Spending second through 12th grade in a class that was barely larger than a dozen students at any given time has been quite an experience.
At no other school would you walk into the office to see the math teacher standing on the principal's desk doing the Macarena. At no other school would you walk into the cafeteria to see the elementary lunch has turned into a full-scale dance competition. You wouldn't see the students in a brawl over what radio station to listen to during study hall. You wouldn't see high schoolers trying to build a human pyramid in the cafeteria. You most likely would not have stoned a classmate with chalkboard erasers.
At our old school, located inside the patchwork of the old Steamboat Springs junior high, the building's advanced age made for stories on its own.

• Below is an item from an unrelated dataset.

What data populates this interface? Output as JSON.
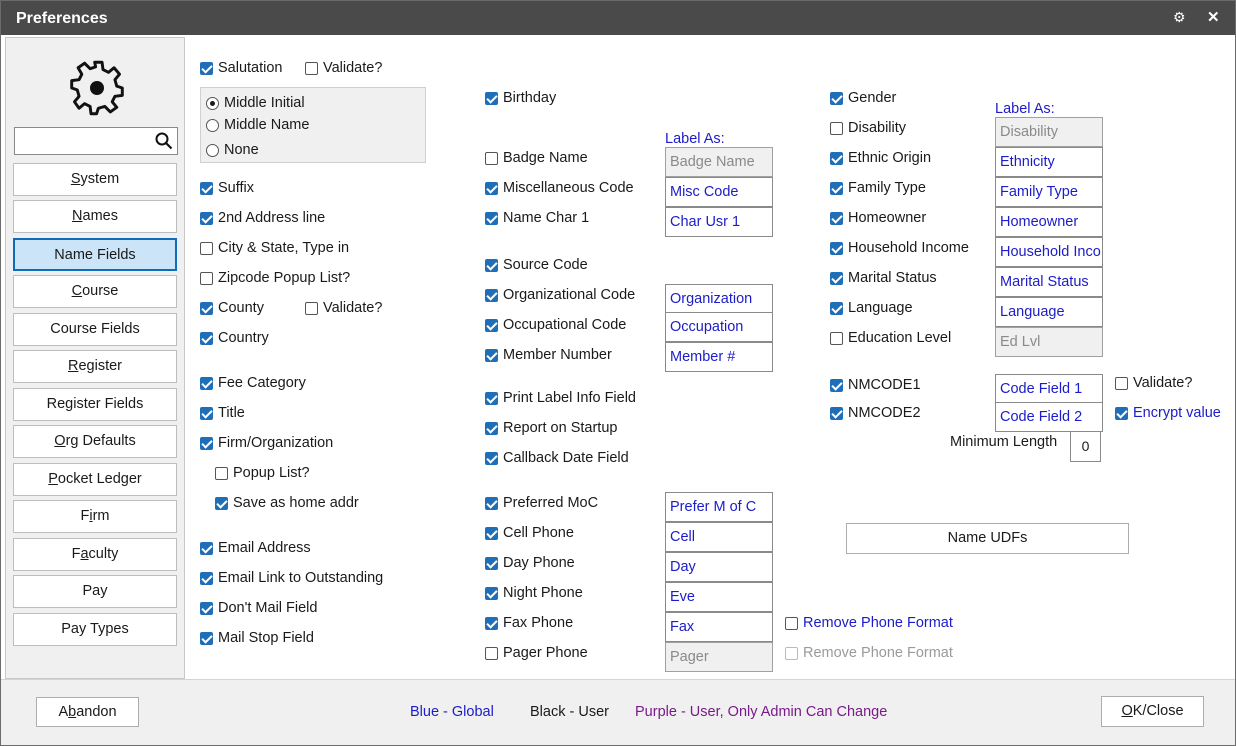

Few can say they have broken a window just by spraying it with Windex. Study hall was actually in the hall, the math room was always at 90 degrees or higher (even with the windows and door open in sub-zero temperatures). I can promise you've never seen a bunch of kids more scared than when their ball rolled into the old locker rooms.
Throughout elementary school, we were convinced a murderer lived in the closet. At recess, we would pass the time by innocently hurling each other off a giant hill of snow. Only at my school would the students take the unscariest place in the entire building (which was a pretty scary place) and label it "Spook Hall."
When we were in elementary school, the girls built a highly complicated pulley system between their desks, and then they would attach a rather large envelope to it with clothespins and drop notes into it. They would wheel the envelopes across the room to another desk. I don't know how the teacher noticed the large envelope slowly moving across the room, as the girls would try to act innocent while pulling on the string.
You would never gather as an entire school and sing songs like "I just wanna be sheep."
These are just a few of the crazy scenes I've encountered/instigated/participated in, in the halls, classrooms, lounges of my school of just more than 100 students.
The senior class doesn't remember much from sixth grade except for "Initials in the Peanut Butter," "The Prune Song" and saving the planet Juno from the invading pronouns. Get us started on the old building, and we'll talk and laugh for hours. Eventually the conversation will drift to our new building.
The stories from the new aren't much different, except we're older and more "mature." I have been with Deirdre and Jane since the second grade. Eddie since the fourth, Laura since fifth, Casey since eighth and Austin since last year.
I wish you all good luck.